Interface dataset entries

+---+

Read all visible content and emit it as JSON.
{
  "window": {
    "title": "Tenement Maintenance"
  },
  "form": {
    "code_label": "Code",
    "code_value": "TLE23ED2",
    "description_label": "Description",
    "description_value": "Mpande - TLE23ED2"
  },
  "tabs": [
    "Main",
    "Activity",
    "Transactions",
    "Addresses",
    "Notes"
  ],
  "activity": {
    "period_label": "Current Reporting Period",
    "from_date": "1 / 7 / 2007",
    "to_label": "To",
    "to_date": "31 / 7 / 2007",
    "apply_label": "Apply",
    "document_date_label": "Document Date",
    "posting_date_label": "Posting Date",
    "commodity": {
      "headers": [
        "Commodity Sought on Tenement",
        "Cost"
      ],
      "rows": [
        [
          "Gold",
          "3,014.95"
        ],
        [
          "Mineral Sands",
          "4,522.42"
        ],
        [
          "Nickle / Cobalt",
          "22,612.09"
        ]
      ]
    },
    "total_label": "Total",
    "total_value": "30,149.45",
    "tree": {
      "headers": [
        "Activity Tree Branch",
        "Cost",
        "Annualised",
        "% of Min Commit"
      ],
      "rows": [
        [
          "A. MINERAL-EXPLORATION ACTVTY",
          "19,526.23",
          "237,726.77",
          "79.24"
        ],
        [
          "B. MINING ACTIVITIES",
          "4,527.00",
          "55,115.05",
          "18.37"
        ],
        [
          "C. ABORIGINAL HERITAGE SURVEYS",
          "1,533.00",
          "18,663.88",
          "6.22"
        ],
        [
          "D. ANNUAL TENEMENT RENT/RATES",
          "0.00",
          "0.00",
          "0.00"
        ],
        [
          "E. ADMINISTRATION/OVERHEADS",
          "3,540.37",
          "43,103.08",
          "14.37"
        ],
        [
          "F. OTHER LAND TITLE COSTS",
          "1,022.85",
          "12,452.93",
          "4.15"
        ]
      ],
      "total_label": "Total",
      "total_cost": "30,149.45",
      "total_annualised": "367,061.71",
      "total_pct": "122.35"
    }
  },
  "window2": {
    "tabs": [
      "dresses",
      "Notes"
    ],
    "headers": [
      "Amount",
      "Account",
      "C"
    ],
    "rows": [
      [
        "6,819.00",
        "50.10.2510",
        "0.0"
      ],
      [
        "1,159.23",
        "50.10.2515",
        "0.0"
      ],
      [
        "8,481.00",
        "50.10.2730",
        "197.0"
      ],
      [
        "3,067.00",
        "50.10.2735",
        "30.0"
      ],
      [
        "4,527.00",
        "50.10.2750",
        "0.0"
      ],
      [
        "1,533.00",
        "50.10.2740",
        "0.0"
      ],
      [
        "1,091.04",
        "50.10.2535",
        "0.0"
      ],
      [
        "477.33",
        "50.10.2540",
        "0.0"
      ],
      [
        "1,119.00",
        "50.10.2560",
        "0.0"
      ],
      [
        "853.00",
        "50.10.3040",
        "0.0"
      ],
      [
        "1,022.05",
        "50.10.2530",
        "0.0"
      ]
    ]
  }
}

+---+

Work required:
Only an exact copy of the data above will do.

Reply:
Read all visible content and emit it as JSON.
{
  "window": {
    "title": "Tenement Maintenance"
  },
  "form": {
    "code_label": "Code",
    "code_value": "TLE23ED2",
    "description_label": "Description",
    "description_value": "Mpande - TLE23ED2"
  },
  "tabs": [
    "Main",
    "Activity",
    "Transactions",
    "Addresses",
    "Notes"
  ],
  "activity": {
    "period_label": "Current Reporting Period",
    "from_date": "1 / 7 / 2007",
    "to_label": "To",
    "to_date": "31 / 7 / 2007",
    "apply_label": "Apply",
    "document_date_label": "Document Date",
    "posting_date_label": "Posting Date",
    "commodity": {
      "headers": [
        "Commodity Sought on Tenement",
        "Cost"
      ],
      "rows": [
        [
          "Gold",
          "3,014.95"
        ],
        [
          "Mineral Sands",
          "4,522.42"
        ],
        [
          "Nickle / Cobalt",
          "22,612.09"
        ]
      ]
    },
    "total_label": "Total",
    "total_value": "30,149.45",
    "tree": {
      "headers": [
        "Activity Tree Branch",
        "Cost",
        "Annualised",
        "% of Min Commit"
      ],
      "rows": [
        [
          "A. MINERAL-EXPLORATION ACTVTY",
          "19,526.23",
          "237,726.77",
          "79.24"
        ],
        [
          "B. MINING ACTIVITIES",
          "4,527.00",
          "55,115.05",
          "18.37"
        ],
        [
          "C. ABORIGINAL HERITAGE SURVEYS",
          "1,533.00",
          "18,663.88",
          "6.22"
        ],
        [
          "D. ANNUAL TENEMENT RENT/RATES",
          "0.00",
          "0.00",
          "0.00"
        ],
        [
          "E. ADMINISTRATION/OVERHEADS",
          "3,540.37",
          "43,103.08",
          "14.37"
        ],
        [
          "F. OTHER LAND TITLE COSTS",
          "1,022.85",
          "12,452.93",
          "4.15"
        ]
      ],
      "total_label": "Total",
      "total_cost": "30,149.45",
      "total_annualised": "367,061.71",
      "total_pct": "122.35"
    }
  },
  "window2": {
    "tabs": [
      "dresses",
      "Notes"
    ],
    "headers": [
      "Amount",
      "Account",
      "C"
    ],
    "rows": [
      [
        "6,819.00",
        "50.10.2510",
        "0.0"
      ],
      [
        "1,159.23",
        "50.10.2515",
        "0.0"
      ],
      [
        "8,481.00",
        "50.10.2730",
        "197.0"
      ],
      [
        "3,067.00",
        "50.10.2735",
        "30.0"
      ],
      [
        "4,527.00",
        "50.10.2750",
        "0.0"
      ],
      [
        "1,533.00",
        "50.10.2740",
        "0.0"
      ],
      [
        "1,091.04",
        "50.10.2535",
        "0.0"
      ],
      [
        "477.33",
        "50.10.2540",
        "0.0"
      ],
      [
        "1,119.00",
        "50.10.2560",
        "0.0"
      ],
      [
        "853.00",
        "50.10.3040",
        "0.0"
      ],
      [
        "1,022.05",
        "50.10.2530",
        "0.0"
      ]
    ]
  }
}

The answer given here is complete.